App and web page records
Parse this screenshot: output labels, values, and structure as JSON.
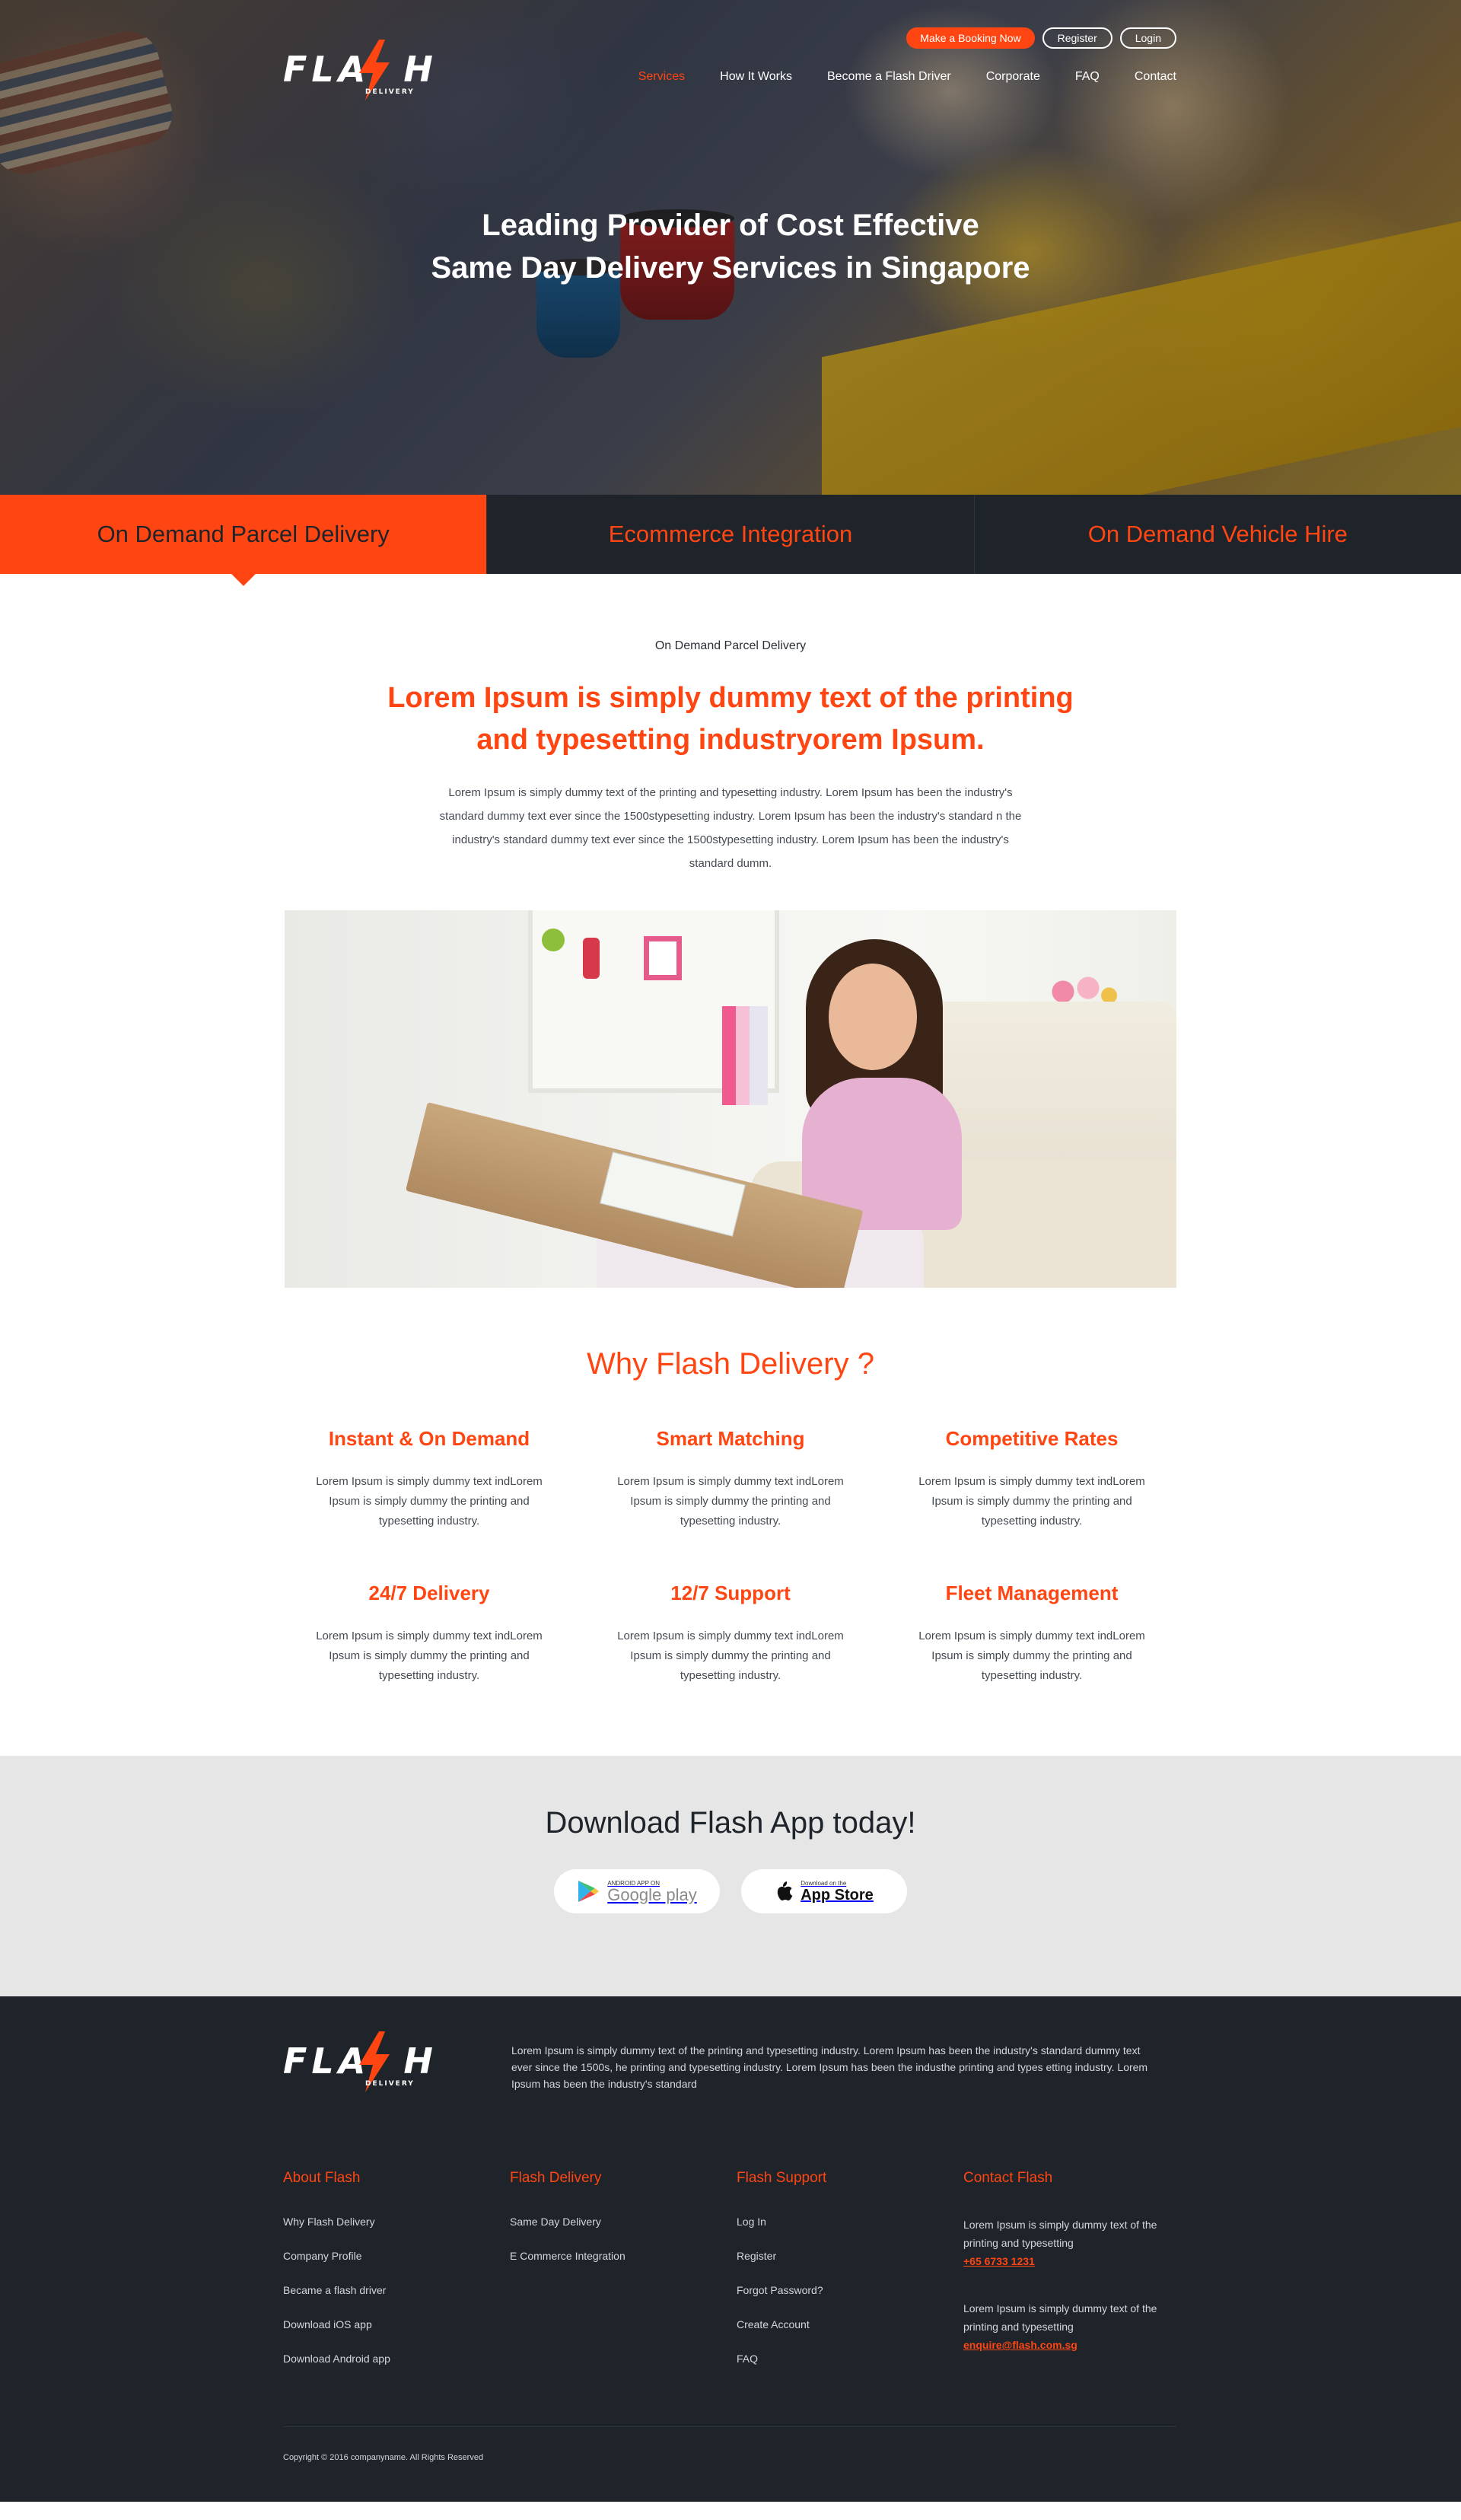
{
  "brand": {
    "name": "FLASH",
    "tagline": "DELIVERY",
    "accent": "#ff4612",
    "dark": "#1f242b"
  },
  "header": {
    "buttons": {
      "booking": "Make a Booking Now",
      "register": "Register",
      "login": "Login"
    },
    "nav": [
      "Services",
      "How It Works",
      "Become a Flash Driver",
      "Corporate",
      "FAQ",
      "Contact"
    ],
    "active_nav": "Services"
  },
  "hero": {
    "line1": "Leading Provider of Cost Effective",
    "line2": "Same Day Delivery Services in Singapore"
  },
  "tabs": [
    "On Demand Parcel Delivery",
    "Ecommerce Integration",
    "On Demand Vehicle Hire"
  ],
  "active_tab": "On Demand Parcel Delivery",
  "intro": {
    "eyebrow": "On Demand Parcel Delivery",
    "headline_1": "Lorem Ipsum is simply dummy text of the printing",
    "headline_2": "and typesetting industryorem Ipsum.",
    "paragraph": "Lorem Ipsum is simply dummy text of the printing and typesetting industry. Lorem Ipsum has been the industry's standard dummy text ever since the 1500stypesetting industry. Lorem Ipsum has been the industry's standard n the industry's standard dummy text ever since the 1500stypesetting industry. Lorem Ipsum has been the industry's standard dumm."
  },
  "why": {
    "title": "Why Flash Delivery ?",
    "features": [
      {
        "title": "Instant & On Demand",
        "text": "Lorem Ipsum is simply dummy text indLorem Ipsum is simply dummy the printing and typesetting industry."
      },
      {
        "title": "Smart Matching",
        "text": "Lorem Ipsum is simply dummy text indLorem Ipsum is simply dummy the printing and typesetting industry."
      },
      {
        "title": "Competitive Rates",
        "text": "Lorem Ipsum is simply dummy text indLorem Ipsum is simply dummy the printing and typesetting industry."
      },
      {
        "title": "24/7 Delivery",
        "text": "Lorem Ipsum is simply dummy text indLorem Ipsum is simply dummy the printing and typesetting industry."
      },
      {
        "title": "12/7 Support",
        "text": "Lorem Ipsum is simply dummy text indLorem Ipsum is simply dummy the printing and typesetting industry."
      },
      {
        "title": "Fleet Management",
        "text": "Lorem Ipsum is simply dummy text indLorem Ipsum is simply dummy the printing and typesetting industry."
      }
    ]
  },
  "app": {
    "title": "Download Flash App today!",
    "google": {
      "small": "ANDROID APP ON",
      "big": "Google play",
      "icon": "google-play-icon"
    },
    "apple": {
      "small": "Download on the",
      "big": "App Store",
      "icon": "apple-icon"
    }
  },
  "footer": {
    "about_text": "Lorem Ipsum is simply dummy text of the printing and typesetting industry. Lorem Ipsum has been the industry's standard dummy text ever since the 1500s, he printing and typesetting industry. Lorem Ipsum has been the industhe printing and types etting industry. Lorem Ipsum has been the industry's standard",
    "columns": [
      {
        "title": "About Flash",
        "links": [
          "Why Flash Delivery",
          "Company Profile",
          "Became a flash driver",
          "Download iOS app",
          "Download Android app"
        ]
      },
      {
        "title": "Flash Delivery",
        "links": [
          "Same Day Delivery",
          "E Commerce Integration"
        ]
      },
      {
        "title": "Flash Support",
        "links": [
          "Log In",
          "Register",
          "Forgot Password?",
          "Create Account",
          "FAQ"
        ]
      }
    ],
    "contact": {
      "title": "Contact Flash",
      "block1_text": "Lorem Ipsum is simply dummy text of the printing and typesetting",
      "phone": "+65 6733 1231",
      "block2_text": "Lorem Ipsum is simply dummy text of the printing and typesetting",
      "email": "enquire@flash.com.sg"
    },
    "copyright": "Copyright © 2016 companyname. All Rights Reserved"
  }
}
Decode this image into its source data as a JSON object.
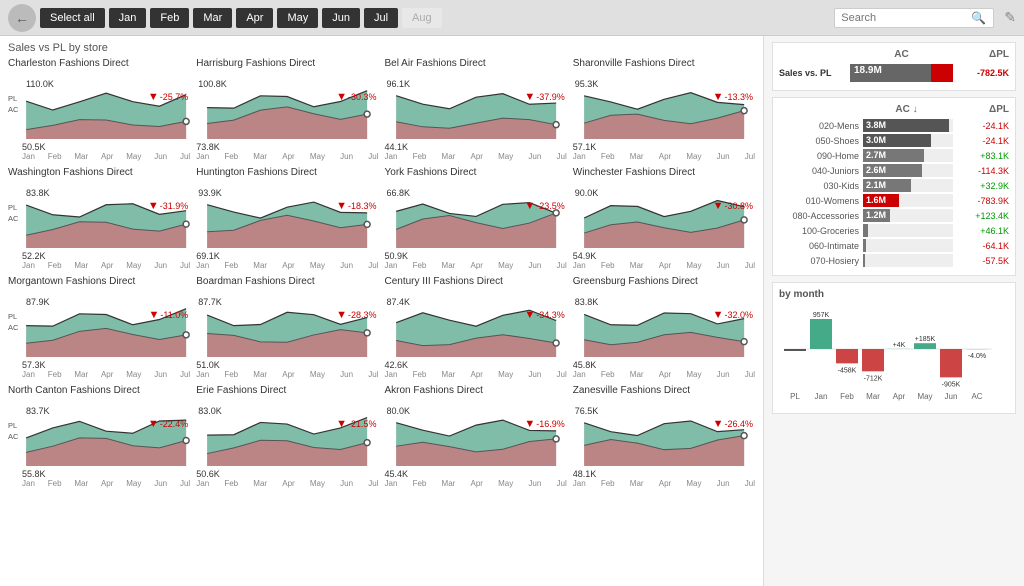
{
  "topbar": {
    "back_label": "←",
    "select_all": "Select all",
    "months": [
      "Jan",
      "Feb",
      "Mar",
      "Apr",
      "May",
      "Jun",
      "Jul",
      "Aug"
    ],
    "active_months": [
      "Jan",
      "Feb",
      "Mar",
      "Apr",
      "May",
      "Jun",
      "Jul"
    ],
    "search_placeholder": "Search",
    "filter_icon": "🖉"
  },
  "section_title": "Sales vs PL by store",
  "stores": [
    {
      "name": "Charleston Fashions Direct",
      "top_val": "110.0K",
      "bottom_val": "50.5K",
      "delta": "-25.7%",
      "pl_label": "PL",
      "ac_label": "AC"
    },
    {
      "name": "Harrisburg Fashions Direct",
      "top_val": "100.8K",
      "bottom_val": "73.8K",
      "delta": "-30.3%",
      "pl_label": "",
      "ac_label": ""
    },
    {
      "name": "Bel Air Fashions Direct",
      "top_val": "96.1K",
      "bottom_val": "44.1K",
      "delta": "-37.9%",
      "pl_label": "",
      "ac_label": ""
    },
    {
      "name": "Sharonville Fashions Direct",
      "top_val": "95.3K",
      "bottom_val": "57.1K",
      "delta": "-13.3%",
      "pl_label": "",
      "ac_label": ""
    },
    {
      "name": "Washington Fashions Direct",
      "top_val": "83.8K",
      "bottom_val": "52.2K",
      "delta": "-31.9%",
      "pl_label": "PL",
      "ac_label": "AC"
    },
    {
      "name": "Huntington Fashions Direct",
      "top_val": "93.9K",
      "bottom_val": "69.1K",
      "delta": "-18.3%",
      "pl_label": "",
      "ac_label": ""
    },
    {
      "name": "York Fashions Direct",
      "top_val": "66.8K",
      "bottom_val": "50.9K",
      "delta": "-23.5%",
      "pl_label": "",
      "ac_label": ""
    },
    {
      "name": "Winchester Fashions Direct",
      "top_val": "90.0K",
      "bottom_val": "54.9K",
      "delta": "-30.8%",
      "pl_label": "",
      "ac_label": ""
    },
    {
      "name": "Morgantown Fashions Direct",
      "top_val": "87.9K",
      "bottom_val": "57.3K",
      "delta": "-11.0%",
      "pl_label": "PL",
      "ac_label": "AC"
    },
    {
      "name": "Boardman Fashions Direct",
      "top_val": "87.7K",
      "bottom_val": "51.0K",
      "delta": "-28.3%",
      "pl_label": "",
      "ac_label": ""
    },
    {
      "name": "Century III Fashions Direct",
      "top_val": "87.4K",
      "bottom_val": "42.6K",
      "delta": "-34.3%",
      "pl_label": "",
      "ac_label": ""
    },
    {
      "name": "Greensburg Fashions Direct",
      "top_val": "83.8K",
      "bottom_val": "45.8K",
      "delta": "-32.0%",
      "pl_label": "",
      "ac_label": ""
    },
    {
      "name": "North Canton Fashions Direct",
      "top_val": "83.7K",
      "bottom_val": "55.8K",
      "delta": "-22.4%",
      "pl_label": "PL",
      "ac_label": "AC"
    },
    {
      "name": "Erie Fashions Direct",
      "top_val": "83.0K",
      "bottom_val": "50.6K",
      "delta": "-21.5%",
      "pl_label": "",
      "ac_label": ""
    },
    {
      "name": "Akron Fashions Direct",
      "top_val": "80.0K",
      "bottom_val": "45.4K",
      "delta": "-16.9%",
      "pl_label": "",
      "ac_label": ""
    },
    {
      "name": "Zanesville Fashions Direct",
      "top_val": "76.5K",
      "bottom_val": "48.1K",
      "delta": "-26.4%",
      "pl_label": "",
      "ac_label": ""
    }
  ],
  "right": {
    "sales_section": {
      "header_ac": "AC",
      "header_dpl": "ΔPL",
      "sales_label": "Sales vs. PL",
      "sales_ac": "18.9M",
      "sales_delta": "-782.5K"
    },
    "categories_header_ac": "AC ↓",
    "categories_header_dpl": "ΔPL",
    "categories": [
      {
        "label": "020-Mens",
        "ac": "3.8M",
        "ac_pct": 95,
        "delta": "-24.1K",
        "delta_sign": "neg"
      },
      {
        "label": "050-Shoes",
        "ac": "3.0M",
        "ac_pct": 75,
        "delta": "-24.1K",
        "delta_sign": "neg"
      },
      {
        "label": "090-Home",
        "ac": "2.7M",
        "ac_pct": 68,
        "delta": "+83.1K",
        "delta_sign": "pos"
      },
      {
        "label": "040-Juniors",
        "ac": "2.6M",
        "ac_pct": 65,
        "delta": "-114.3K",
        "delta_sign": "neg"
      },
      {
        "label": "030-Kids",
        "ac": "2.1M",
        "ac_pct": 53,
        "delta": "+32.9K",
        "delta_sign": "pos"
      },
      {
        "label": "010-Womens",
        "ac": "1.6M",
        "ac_pct": 40,
        "delta": "-783.9K",
        "delta_sign": "neg",
        "highlight": true
      },
      {
        "label": "080-Accessories",
        "ac": "1.2M",
        "ac_pct": 30,
        "delta": "+123.4K",
        "delta_sign": "pos"
      },
      {
        "label": "100-Groceries",
        "ac": "",
        "ac_pct": 5,
        "delta": "+46.1K",
        "delta_sign": "pos"
      },
      {
        "label": "060-Intimate",
        "ac": "",
        "ac_pct": 3,
        "delta": "-64.1K",
        "delta_sign": "neg"
      },
      {
        "label": "070-Hosiery",
        "ac": "",
        "ac_pct": 2,
        "delta": "-57.5K",
        "delta_sign": "neg"
      }
    ],
    "by_month": {
      "title": "by month",
      "labels": [
        "PL",
        "Jan",
        "Feb",
        "Mar",
        "Apr",
        "May",
        "Jun",
        "AC"
      ],
      "values": [
        0,
        957,
        -458,
        -712,
        4,
        185,
        -905,
        -4
      ],
      "display_vals": [
        "",
        "957K",
        "-458K",
        "-712K",
        "+4K",
        "+185K",
        "-905K",
        "-4.0%"
      ]
    }
  }
}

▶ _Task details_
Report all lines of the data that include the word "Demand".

▶ _Answer section_
    "On Demand Parcel Delivery",
    "On Demand Vehicle Hire"
  "active_tab": "On Demand Parcel Delivery",
    "eyebrow": "On Demand Parcel Delivery",
        "title": "Instant & On Demand",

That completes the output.